DATA section start

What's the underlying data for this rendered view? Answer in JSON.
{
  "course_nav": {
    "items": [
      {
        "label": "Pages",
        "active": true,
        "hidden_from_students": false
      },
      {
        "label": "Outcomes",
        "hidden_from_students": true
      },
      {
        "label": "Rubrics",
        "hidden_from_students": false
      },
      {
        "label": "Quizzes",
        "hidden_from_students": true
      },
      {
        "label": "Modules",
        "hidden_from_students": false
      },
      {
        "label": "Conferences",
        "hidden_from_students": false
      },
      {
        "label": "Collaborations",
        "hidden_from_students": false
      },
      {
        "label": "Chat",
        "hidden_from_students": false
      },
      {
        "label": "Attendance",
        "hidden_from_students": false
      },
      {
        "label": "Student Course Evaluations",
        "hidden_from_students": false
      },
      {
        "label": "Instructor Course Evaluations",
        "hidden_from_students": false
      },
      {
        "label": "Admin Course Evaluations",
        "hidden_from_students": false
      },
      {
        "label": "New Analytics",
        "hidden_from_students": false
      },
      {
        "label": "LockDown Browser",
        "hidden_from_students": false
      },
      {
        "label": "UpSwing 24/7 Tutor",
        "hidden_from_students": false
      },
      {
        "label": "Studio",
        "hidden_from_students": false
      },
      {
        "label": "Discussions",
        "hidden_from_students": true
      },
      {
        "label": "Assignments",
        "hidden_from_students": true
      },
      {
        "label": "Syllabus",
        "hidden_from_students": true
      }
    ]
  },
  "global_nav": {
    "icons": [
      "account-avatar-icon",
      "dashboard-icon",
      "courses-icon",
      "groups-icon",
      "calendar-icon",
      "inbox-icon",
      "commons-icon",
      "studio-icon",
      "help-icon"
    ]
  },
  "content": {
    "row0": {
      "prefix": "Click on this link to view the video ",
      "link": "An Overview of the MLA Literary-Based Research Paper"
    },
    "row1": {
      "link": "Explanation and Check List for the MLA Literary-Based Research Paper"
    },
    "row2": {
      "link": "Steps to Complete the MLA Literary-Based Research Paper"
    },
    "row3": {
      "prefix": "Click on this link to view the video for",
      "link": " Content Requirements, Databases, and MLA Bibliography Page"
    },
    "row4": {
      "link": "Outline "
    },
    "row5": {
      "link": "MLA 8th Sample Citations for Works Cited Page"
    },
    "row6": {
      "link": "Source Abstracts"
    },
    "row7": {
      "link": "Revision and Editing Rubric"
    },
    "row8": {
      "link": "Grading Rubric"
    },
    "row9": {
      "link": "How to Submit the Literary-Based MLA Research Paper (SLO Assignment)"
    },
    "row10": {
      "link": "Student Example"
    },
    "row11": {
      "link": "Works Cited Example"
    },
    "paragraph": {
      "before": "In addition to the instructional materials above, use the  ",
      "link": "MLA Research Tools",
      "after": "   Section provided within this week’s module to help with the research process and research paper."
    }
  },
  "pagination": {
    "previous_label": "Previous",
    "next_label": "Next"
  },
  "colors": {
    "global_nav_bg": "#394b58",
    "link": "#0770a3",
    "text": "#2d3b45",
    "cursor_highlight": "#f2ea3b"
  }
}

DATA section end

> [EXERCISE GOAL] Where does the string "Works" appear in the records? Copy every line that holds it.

> [ANSWER TO THIS TASK]
      "link": "MLA 8th Sample Citations for Works Cited Page"
      "link": "Works Cited Example"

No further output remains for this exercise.